[Excerpts from an interface dataset]
.....
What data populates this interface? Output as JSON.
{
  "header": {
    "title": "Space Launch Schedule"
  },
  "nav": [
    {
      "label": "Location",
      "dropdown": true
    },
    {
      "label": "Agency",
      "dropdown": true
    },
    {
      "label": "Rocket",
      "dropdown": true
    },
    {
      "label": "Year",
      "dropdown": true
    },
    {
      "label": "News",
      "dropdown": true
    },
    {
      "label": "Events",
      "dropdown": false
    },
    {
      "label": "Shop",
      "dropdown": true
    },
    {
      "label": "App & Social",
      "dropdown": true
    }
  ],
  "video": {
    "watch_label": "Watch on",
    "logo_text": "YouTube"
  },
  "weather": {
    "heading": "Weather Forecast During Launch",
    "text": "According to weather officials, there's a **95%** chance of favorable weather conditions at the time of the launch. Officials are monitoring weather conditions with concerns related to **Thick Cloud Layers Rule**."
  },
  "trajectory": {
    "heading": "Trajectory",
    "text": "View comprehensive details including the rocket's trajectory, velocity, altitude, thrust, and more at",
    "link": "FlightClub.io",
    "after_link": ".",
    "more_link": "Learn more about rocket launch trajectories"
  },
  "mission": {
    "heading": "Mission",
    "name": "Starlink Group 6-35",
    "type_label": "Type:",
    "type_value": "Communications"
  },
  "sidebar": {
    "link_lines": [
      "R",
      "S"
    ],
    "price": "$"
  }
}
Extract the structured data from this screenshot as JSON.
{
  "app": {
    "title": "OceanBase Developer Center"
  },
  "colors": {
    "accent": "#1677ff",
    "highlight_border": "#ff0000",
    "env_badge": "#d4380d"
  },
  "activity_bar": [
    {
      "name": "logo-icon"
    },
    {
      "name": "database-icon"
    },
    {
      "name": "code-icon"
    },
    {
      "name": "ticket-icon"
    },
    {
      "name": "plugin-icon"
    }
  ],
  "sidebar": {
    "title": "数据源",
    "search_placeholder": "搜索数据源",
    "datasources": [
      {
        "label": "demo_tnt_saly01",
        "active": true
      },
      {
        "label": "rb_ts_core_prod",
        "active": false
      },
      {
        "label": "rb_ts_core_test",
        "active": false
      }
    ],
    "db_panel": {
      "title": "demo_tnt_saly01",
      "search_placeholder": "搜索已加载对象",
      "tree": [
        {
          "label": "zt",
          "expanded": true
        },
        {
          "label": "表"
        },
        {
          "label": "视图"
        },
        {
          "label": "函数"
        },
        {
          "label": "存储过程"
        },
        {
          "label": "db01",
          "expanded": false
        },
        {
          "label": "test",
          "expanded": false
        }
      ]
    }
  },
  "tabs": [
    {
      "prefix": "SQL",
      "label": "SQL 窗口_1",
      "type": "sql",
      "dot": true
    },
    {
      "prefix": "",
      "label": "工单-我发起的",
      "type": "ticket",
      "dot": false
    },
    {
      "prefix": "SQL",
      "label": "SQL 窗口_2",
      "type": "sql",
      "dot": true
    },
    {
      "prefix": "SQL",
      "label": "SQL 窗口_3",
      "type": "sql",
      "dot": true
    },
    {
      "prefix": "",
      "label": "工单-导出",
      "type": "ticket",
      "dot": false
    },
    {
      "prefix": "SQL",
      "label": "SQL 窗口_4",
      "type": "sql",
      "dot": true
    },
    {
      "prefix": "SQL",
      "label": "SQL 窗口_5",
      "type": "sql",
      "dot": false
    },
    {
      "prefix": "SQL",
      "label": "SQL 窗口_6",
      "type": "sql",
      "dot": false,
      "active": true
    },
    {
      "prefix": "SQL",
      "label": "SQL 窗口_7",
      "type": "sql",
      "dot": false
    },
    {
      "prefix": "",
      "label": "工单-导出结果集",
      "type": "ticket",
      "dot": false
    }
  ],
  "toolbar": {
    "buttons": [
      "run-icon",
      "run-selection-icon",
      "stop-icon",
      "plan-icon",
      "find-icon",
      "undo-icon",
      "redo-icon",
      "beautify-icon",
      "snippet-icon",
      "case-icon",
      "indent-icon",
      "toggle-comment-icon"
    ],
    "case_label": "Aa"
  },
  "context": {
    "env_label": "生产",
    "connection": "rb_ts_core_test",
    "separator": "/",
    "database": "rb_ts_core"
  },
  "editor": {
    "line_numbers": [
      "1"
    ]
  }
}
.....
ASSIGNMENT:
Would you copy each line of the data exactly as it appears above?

WRITTEN SOLUTION:
What data populates this interface? Output as JSON.
{
  "header": {
    "title": "Space Launch Schedule"
  },
  "nav": [
    {
      "label": "Location",
      "dropdown": true
    },
    {
      "label": "Agency",
      "dropdown": true
    },
    {
      "label": "Rocket",
      "dropdown": true
    },
    {
      "label": "Year",
      "dropdown": true
    },
    {
      "label": "News",
      "dropdown": true
    },
    {
      "label": "Events",
      "dropdown": false
    },
    {
      "label": "Shop",
      "dropdown": true
    },
    {
      "label": "App & Social",
      "dropdown": true
    }
  ],
  "video": {
    "watch_label": "Watch on",
    "logo_text": "YouTube"
  },
  "weather": {
    "heading": "Weather Forecast During Launch",
    "text": "According to weather officials, there's a **95%** chance of favorable weather conditions at the time of the launch. Officials are monitoring weather conditions with concerns related to **Thick Cloud Layers Rule**."
  },
  "trajectory": {
    "heading": "Trajectory",
    "text": "View comprehensive details including the rocket's trajectory, velocity, altitude, thrust, and more at",
    "link": "FlightClub.io",
    "after_link": ".",
    "more_link": "Learn more about rocket launch trajectories"
  },
  "mission": {
    "heading": "Mission",
    "name": "Starlink Group 6-35",
    "type_label": "Type:",
    "type_value": "Communications"
  },
  "sidebar": {
    "link_lines": [
      "R",
      "S"
    ],
    "price": "$"
  }
}
Extract the structured data from this screenshot as JSON.
{
  "app": {
    "title": "OceanBase Developer Center"
  },
  "colors": {
    "accent": "#1677ff",
    "highlight_border": "#ff0000",
    "env_badge": "#d4380d"
  },
  "activity_bar": [
    {
      "name": "logo-icon"
    },
    {
      "name": "database-icon"
    },
    {
      "name": "code-icon"
    },
    {
      "name": "ticket-icon"
    },
    {
      "name": "plugin-icon"
    }
  ],
  "sidebar": {
    "title": "数据源",
    "search_placeholder": "搜索数据源",
    "datasources": [
      {
        "label": "demo_tnt_saly01",
        "active": true
      },
      {
        "label": "rb_ts_core_prod",
        "active": false
      },
      {
        "label": "rb_ts_core_test",
        "active": false
      }
    ],
    "db_panel": {
      "title": "demo_tnt_saly01",
      "search_placeholder": "搜索已加载对象",
      "tree": [
        {
          "label": "zt",
          "expanded": true
        },
        {
          "label": "表"
        },
        {
          "label": "视图"
        },
        {
          "label": "函数"
        },
        {
          "label": "存储过程"
        },
        {
          "label": "db01",
          "expanded": false
        },
        {
          "label": "test",
          "expanded": false
        }
      ]
    }
  },
  "tabs": [
    {
      "prefix": "SQL",
      "label": "SQL 窗口_1",
      "type": "sql",
      "dot": true
    },
    {
      "prefix": "",
      "label": "工单-我发起的",
      "type": "ticket",
      "dot": false
    },
    {
      "prefix": "SQL",
      "label": "SQL 窗口_2",
      "type": "sql",
      "dot": true
    },
    {
      "prefix": "SQL",
      "label": "SQL 窗口_3",
      "type": "sql",
      "dot": true
    },
    {
      "prefix": "",
      "label": "工单-导出",
      "type": "ticket",
      "dot": false
    },
    {
      "prefix": "SQL",
      "label": "SQL 窗口_4",
      "type": "sql",
      "dot": true
    },
    {
      "prefix": "SQL",
      "label": "SQL 窗口_5",
      "type": "sql",
      "dot": false
    },
    {
      "prefix": "SQL",
      "label": "SQL 窗口_6",
      "type": "sql",
      "dot": false,
      "active": true
    },
    {
      "prefix": "SQL",
      "label": "SQL 窗口_7",
      "type": "sql",
      "dot": false
    },
    {
      "prefix": "",
      "label": "工单-导出结果集",
      "type": "ticket",
      "dot": false
    }
  ],
  "toolbar": {
    "buttons": [
      "run-icon",
      "run-selection-icon",
      "stop-icon",
      "plan-icon",
      "find-icon",
      "undo-icon",
      "redo-icon",
      "beautify-icon",
      "snippet-icon",
      "case-icon",
      "indent-icon",
      "toggle-comment-icon"
    ],
    "case_label": "Aa"
  },
  "context": {
    "env_label": "生产",
    "connection": "rb_ts_core_test",
    "separator": "/",
    "database": "rb_ts_core"
  },
  "editor": {
    "line_numbers": [
      "1"
    ]
  }
}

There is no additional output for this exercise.